**WHAT IS NEEDED**
Nothing besides a number belongs in the answer, which is how many lines of the listing contain the string "text".

**RECORD EXCERPTS**
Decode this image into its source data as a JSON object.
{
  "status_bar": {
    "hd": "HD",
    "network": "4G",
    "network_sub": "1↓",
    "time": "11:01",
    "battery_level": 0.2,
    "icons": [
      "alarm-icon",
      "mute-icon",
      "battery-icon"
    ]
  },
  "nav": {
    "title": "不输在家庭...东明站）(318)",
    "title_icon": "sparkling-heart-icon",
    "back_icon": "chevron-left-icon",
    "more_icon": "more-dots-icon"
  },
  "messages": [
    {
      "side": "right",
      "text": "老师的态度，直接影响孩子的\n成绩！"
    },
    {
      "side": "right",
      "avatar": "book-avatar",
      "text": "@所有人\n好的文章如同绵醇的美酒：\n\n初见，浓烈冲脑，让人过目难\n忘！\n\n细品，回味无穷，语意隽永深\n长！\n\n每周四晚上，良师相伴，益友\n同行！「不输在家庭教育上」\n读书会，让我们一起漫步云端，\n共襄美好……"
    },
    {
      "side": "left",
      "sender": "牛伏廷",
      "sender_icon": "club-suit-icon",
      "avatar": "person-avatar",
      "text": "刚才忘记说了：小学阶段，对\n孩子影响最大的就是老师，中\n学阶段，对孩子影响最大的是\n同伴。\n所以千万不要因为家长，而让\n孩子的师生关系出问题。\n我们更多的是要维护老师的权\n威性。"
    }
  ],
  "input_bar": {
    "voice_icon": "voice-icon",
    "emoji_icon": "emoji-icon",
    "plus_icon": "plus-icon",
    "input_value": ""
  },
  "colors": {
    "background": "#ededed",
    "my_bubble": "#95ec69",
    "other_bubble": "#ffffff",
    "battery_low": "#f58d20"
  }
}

**OUTPUT OF THE TASK**
3